The standard, first published in 2005, is being revised to reflect new food safety requirements, said the ISO working group (ISO/TC 34/SC 17/WG 8) which is in charge of the revision.
A consultation last year with users of the standard brought up gaps in the current version such as certain terms were found to be confusing: unnecessary repetition and some concepts needed clarifying.
It found that small and medium-sized enterprises (SMEs) were not sufficiently integrated and that understanding of risk evaluation still needed to be improved, according to ISO.
ISO working group members met in February in Dublin to discuss improvements to the standard and will meet again in Paris in October.
Critical control points
The group is working to clarify key concepts, especially critical control points, operational programmes needed, approach to risks, product withdrawal and recall, and a combination of external control measures.
It will also update terms and definitions, make the standard simpler and more concise, avoid making the content too prescriptive and ensure a greater coverage of SMEs.
And the revised ISO 22000 will have the same format as other management systems standards, which will now follow an identical structure with common texts, terms and definitions.
This will make life easier for companies wanting to be certified to several management systems standards (MSSs), such as ISO 9001 and ISO 22000, according to the ISO group.
The coordinated format will ensure coherence between the standards, simplify their integrated use and facilitate their reading and understanding by users.
Food industry experts will be especially involved in this revision, but other users of the standard will be specifically targeted.
These include SMEs, feed producers, pet food industry players, regulators looking for a model by which to develop regulatory requirements with a food safety management approach, even manufacturers whose activities fall within the scope of the standard, for example water.
The revision working group will meet again in mid-October in Paris to deliver a second version. If all goes according to plan, the standard is expected to be published in 2017.
The ISO (International Organisation for Standardisation) is an independent, non-governmental membership organization which has 163 member countries.

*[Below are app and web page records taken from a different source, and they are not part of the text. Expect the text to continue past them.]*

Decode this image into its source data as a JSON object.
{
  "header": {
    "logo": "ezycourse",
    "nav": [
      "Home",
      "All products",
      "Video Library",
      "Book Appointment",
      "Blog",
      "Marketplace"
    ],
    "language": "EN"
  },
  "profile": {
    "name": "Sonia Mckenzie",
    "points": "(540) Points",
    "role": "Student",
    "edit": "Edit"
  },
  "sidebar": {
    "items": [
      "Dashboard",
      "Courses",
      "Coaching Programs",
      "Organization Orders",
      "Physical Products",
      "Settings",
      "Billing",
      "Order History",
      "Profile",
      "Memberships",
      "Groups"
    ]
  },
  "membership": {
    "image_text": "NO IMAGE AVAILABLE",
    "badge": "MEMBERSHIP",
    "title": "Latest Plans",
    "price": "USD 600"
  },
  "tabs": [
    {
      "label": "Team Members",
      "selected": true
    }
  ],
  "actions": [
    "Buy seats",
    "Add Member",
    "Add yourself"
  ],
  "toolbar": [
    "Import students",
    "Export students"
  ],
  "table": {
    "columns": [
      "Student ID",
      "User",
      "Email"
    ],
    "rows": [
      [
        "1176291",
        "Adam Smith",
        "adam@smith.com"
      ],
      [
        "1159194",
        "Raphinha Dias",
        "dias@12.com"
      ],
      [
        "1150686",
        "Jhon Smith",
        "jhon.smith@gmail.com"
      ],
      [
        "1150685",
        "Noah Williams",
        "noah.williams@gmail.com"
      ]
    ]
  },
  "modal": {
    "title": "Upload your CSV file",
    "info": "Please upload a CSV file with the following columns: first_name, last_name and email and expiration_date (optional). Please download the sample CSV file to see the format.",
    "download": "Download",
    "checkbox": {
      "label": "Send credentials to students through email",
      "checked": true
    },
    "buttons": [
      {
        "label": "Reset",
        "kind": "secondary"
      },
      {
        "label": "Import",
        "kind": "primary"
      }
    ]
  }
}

ISO 22000 is an international standard that defines the requirements of a food safety management system covering all organizations in the food chain from “farm to fork”.